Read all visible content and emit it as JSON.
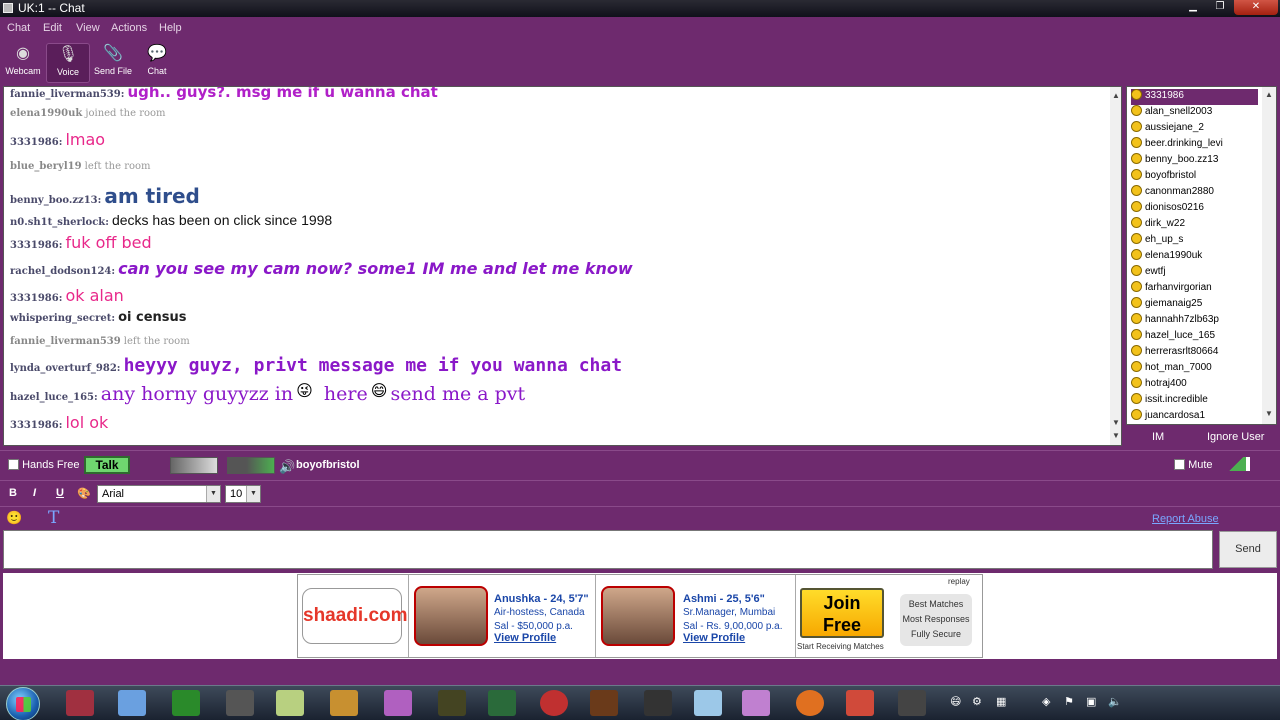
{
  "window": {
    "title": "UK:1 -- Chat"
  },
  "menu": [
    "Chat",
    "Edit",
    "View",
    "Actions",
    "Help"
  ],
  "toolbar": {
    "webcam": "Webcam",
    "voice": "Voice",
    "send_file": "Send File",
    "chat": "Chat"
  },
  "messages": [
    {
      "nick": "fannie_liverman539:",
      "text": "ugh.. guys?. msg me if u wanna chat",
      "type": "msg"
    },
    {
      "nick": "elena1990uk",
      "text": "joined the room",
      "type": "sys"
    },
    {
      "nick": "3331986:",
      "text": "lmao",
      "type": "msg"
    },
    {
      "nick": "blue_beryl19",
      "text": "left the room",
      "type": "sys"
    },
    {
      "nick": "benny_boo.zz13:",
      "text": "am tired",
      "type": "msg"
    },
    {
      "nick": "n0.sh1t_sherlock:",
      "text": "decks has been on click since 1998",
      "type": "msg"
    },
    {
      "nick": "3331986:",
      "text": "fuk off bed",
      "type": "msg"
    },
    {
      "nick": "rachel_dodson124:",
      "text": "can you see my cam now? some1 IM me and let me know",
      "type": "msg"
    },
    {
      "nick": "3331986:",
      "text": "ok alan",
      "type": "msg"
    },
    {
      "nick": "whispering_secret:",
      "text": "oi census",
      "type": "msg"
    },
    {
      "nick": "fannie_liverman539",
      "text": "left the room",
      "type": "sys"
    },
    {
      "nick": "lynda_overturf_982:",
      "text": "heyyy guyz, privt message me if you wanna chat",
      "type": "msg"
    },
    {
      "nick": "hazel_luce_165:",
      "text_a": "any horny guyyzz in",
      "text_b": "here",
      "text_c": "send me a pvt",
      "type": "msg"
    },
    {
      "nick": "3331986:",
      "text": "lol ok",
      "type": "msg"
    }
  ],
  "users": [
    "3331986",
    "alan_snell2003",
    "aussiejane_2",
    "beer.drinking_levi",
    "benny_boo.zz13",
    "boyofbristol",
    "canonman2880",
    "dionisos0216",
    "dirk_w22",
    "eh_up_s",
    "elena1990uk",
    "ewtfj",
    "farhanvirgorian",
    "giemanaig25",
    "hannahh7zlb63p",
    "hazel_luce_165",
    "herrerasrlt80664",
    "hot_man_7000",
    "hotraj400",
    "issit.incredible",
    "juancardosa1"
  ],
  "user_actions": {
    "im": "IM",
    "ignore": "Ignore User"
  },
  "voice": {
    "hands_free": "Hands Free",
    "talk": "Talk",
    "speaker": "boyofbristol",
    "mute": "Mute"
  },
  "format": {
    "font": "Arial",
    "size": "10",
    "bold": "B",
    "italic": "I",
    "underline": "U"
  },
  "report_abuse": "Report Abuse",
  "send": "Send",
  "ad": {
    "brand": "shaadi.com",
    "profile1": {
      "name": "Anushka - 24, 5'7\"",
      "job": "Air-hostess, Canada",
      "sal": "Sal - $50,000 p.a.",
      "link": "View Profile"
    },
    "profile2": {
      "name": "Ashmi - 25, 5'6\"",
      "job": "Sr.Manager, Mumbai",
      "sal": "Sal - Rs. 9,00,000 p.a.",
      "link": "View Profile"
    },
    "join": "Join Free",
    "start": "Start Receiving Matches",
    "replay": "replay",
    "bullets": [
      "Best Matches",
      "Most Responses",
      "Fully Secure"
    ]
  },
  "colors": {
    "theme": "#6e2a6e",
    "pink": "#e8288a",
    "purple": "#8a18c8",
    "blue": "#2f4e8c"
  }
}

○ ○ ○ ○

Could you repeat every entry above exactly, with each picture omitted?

Output for this exercise:
Read all visible content and emit it as JSON.
{
  "window": {
    "title": "UK:1 -- Chat"
  },
  "menu": [
    "Chat",
    "Edit",
    "View",
    "Actions",
    "Help"
  ],
  "toolbar": {
    "webcam": "Webcam",
    "voice": "Voice",
    "send_file": "Send File",
    "chat": "Chat"
  },
  "messages": [
    {
      "nick": "fannie_liverman539:",
      "text": "ugh.. guys?. msg me if u wanna chat",
      "type": "msg"
    },
    {
      "nick": "elena1990uk",
      "text": "joined the room",
      "type": "sys"
    },
    {
      "nick": "3331986:",
      "text": "lmao",
      "type": "msg"
    },
    {
      "nick": "blue_beryl19",
      "text": "left the room",
      "type": "sys"
    },
    {
      "nick": "benny_boo.zz13:",
      "text": "am tired",
      "type": "msg"
    },
    {
      "nick": "n0.sh1t_sherlock:",
      "text": "decks has been on click since 1998",
      "type": "msg"
    },
    {
      "nick": "3331986:",
      "text": "fuk off bed",
      "type": "msg"
    },
    {
      "nick": "rachel_dodson124:",
      "text": "can you see my cam now? some1 IM me and let me know",
      "type": "msg"
    },
    {
      "nick": "3331986:",
      "text": "ok alan",
      "type": "msg"
    },
    {
      "nick": "whispering_secret:",
      "text": "oi census",
      "type": "msg"
    },
    {
      "nick": "fannie_liverman539",
      "text": "left the room",
      "type": "sys"
    },
    {
      "nick": "lynda_overturf_982:",
      "text": "heyyy guyz, privt message me if you wanna chat",
      "type": "msg"
    },
    {
      "nick": "hazel_luce_165:",
      "text_a": "any horny guyyzz in",
      "text_b": "here",
      "text_c": "send me a pvt",
      "type": "msg"
    },
    {
      "nick": "3331986:",
      "text": "lol ok",
      "type": "msg"
    }
  ],
  "users": [
    "3331986",
    "alan_snell2003",
    "aussiejane_2",
    "beer.drinking_levi",
    "benny_boo.zz13",
    "boyofbristol",
    "canonman2880",
    "dionisos0216",
    "dirk_w22",
    "eh_up_s",
    "elena1990uk",
    "ewtfj",
    "farhanvirgorian",
    "giemanaig25",
    "hannahh7zlb63p",
    "hazel_luce_165",
    "herrerasrlt80664",
    "hot_man_7000",
    "hotraj400",
    "issit.incredible",
    "juancardosa1"
  ],
  "user_actions": {
    "im": "IM",
    "ignore": "Ignore User"
  },
  "voice": {
    "hands_free": "Hands Free",
    "talk": "Talk",
    "speaker": "boyofbristol",
    "mute": "Mute"
  },
  "format": {
    "font": "Arial",
    "size": "10",
    "bold": "B",
    "italic": "I",
    "underline": "U"
  },
  "report_abuse": "Report Abuse",
  "send": "Send",
  "ad": {
    "brand": "shaadi.com",
    "profile1": {
      "name": "Anushka - 24, 5'7\"",
      "job": "Air-hostess, Canada",
      "sal": "Sal - $50,000 p.a.",
      "link": "View Profile"
    },
    "profile2": {
      "name": "Ashmi - 25, 5'6\"",
      "job": "Sr.Manager, Mumbai",
      "sal": "Sal - Rs. 9,00,000 p.a.",
      "link": "View Profile"
    },
    "join": "Join Free",
    "start": "Start Receiving Matches",
    "replay": "replay",
    "bullets": [
      "Best Matches",
      "Most Responses",
      "Fully Secure"
    ]
  },
  "colors": {
    "theme": "#6e2a6e",
    "pink": "#e8288a",
    "purple": "#8a18c8",
    "blue": "#2f4e8c"
  }
}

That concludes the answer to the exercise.